• _Your objective_
Write out every record exactly as it appears. Skip the pictures.

::::::

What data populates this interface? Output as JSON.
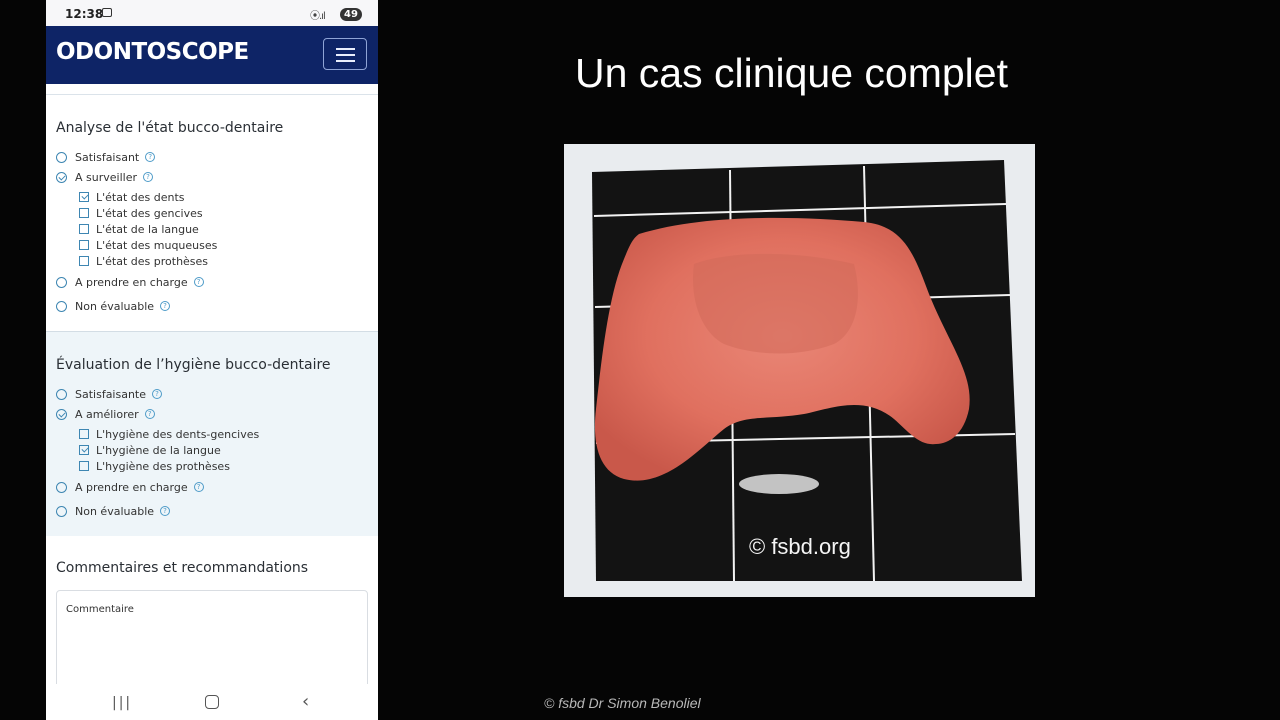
{
  "status_bar": {
    "time": "12:38",
    "battery": "49"
  },
  "app": {
    "logo": "ODONTOSCOPE"
  },
  "section_oral_state": {
    "title": "Analyse de l'état bucco-dentaire",
    "options": [
      {
        "label": "Satisfaisant",
        "checked": false
      },
      {
        "label": "A surveiller",
        "checked": true
      },
      {
        "label": "A prendre en charge",
        "checked": false
      },
      {
        "label": "Non évaluable",
        "checked": false
      }
    ],
    "sub_options": [
      {
        "label": "L'état des dents",
        "checked": true
      },
      {
        "label": "L'état des gencives",
        "checked": false
      },
      {
        "label": "L'état de la langue",
        "checked": false
      },
      {
        "label": "L'état des muqueuses",
        "checked": false
      },
      {
        "label": "L'état des prothèses",
        "checked": false
      }
    ]
  },
  "section_hygiene": {
    "title": "Évaluation de l’hygiène bucco-dentaire",
    "options": [
      {
        "label": "Satisfaisante",
        "checked": false
      },
      {
        "label": "A améliorer",
        "checked": true
      },
      {
        "label": "A prendre en charge",
        "checked": false
      },
      {
        "label": "Non évaluable",
        "checked": false
      }
    ],
    "sub_options": [
      {
        "label": "L'hygiène des dents-gencives",
        "checked": false
      },
      {
        "label": "L'hygiène de la langue",
        "checked": true
      },
      {
        "label": "L'hygiène des prothèses",
        "checked": false
      }
    ]
  },
  "section_comments": {
    "title": "Commentaires et recommandations",
    "comment_label": "Commentaire"
  },
  "help_glyph": "?",
  "slide": {
    "title": "Un cas clinique complet",
    "watermark": "© fsbd.org",
    "credit": "© fsbd Dr Simon Benoliel"
  },
  "icons": [
    "recent-apps-icon",
    "home-icon",
    "back-icon",
    "menu-icon",
    "help-icon"
  ],
  "colors": {
    "navbar": "#0e2466",
    "accent": "#3e86b2",
    "hygiene_bg": "#eef5f9",
    "slide_bg": "#050505"
  }
}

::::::

• _Solved exercise_
What data populates this interface? Output as JSON.
{
  "status_bar": {
    "time": "12:38",
    "battery": "49"
  },
  "app": {
    "logo": "ODONTOSCOPE"
  },
  "section_oral_state": {
    "title": "Analyse de l'état bucco-dentaire",
    "options": [
      {
        "label": "Satisfaisant",
        "checked": false
      },
      {
        "label": "A surveiller",
        "checked": true
      },
      {
        "label": "A prendre en charge",
        "checked": false
      },
      {
        "label": "Non évaluable",
        "checked": false
      }
    ],
    "sub_options": [
      {
        "label": "L'état des dents",
        "checked": true
      },
      {
        "label": "L'état des gencives",
        "checked": false
      },
      {
        "label": "L'état de la langue",
        "checked": false
      },
      {
        "label": "L'état des muqueuses",
        "checked": false
      },
      {
        "label": "L'état des prothèses",
        "checked": false
      }
    ]
  },
  "section_hygiene": {
    "title": "Évaluation de l’hygiène bucco-dentaire",
    "options": [
      {
        "label": "Satisfaisante",
        "checked": false
      },
      {
        "label": "A améliorer",
        "checked": true
      },
      {
        "label": "A prendre en charge",
        "checked": false
      },
      {
        "label": "Non évaluable",
        "checked": false
      }
    ],
    "sub_options": [
      {
        "label": "L'hygiène des dents-gencives",
        "checked": false
      },
      {
        "label": "L'hygiène de la langue",
        "checked": true
      },
      {
        "label": "L'hygiène des prothèses",
        "checked": false
      }
    ]
  },
  "section_comments": {
    "title": "Commentaires et recommandations",
    "comment_label": "Commentaire"
  },
  "help_glyph": "?",
  "slide": {
    "title": "Un cas clinique complet",
    "watermark": "© fsbd.org",
    "credit": "© fsbd Dr Simon Benoliel"
  },
  "icons": [
    "recent-apps-icon",
    "home-icon",
    "back-icon",
    "menu-icon",
    "help-icon"
  ],
  "colors": {
    "navbar": "#0e2466",
    "accent": "#3e86b2",
    "hygiene_bg": "#eef5f9",
    "slide_bg": "#050505"
  }
}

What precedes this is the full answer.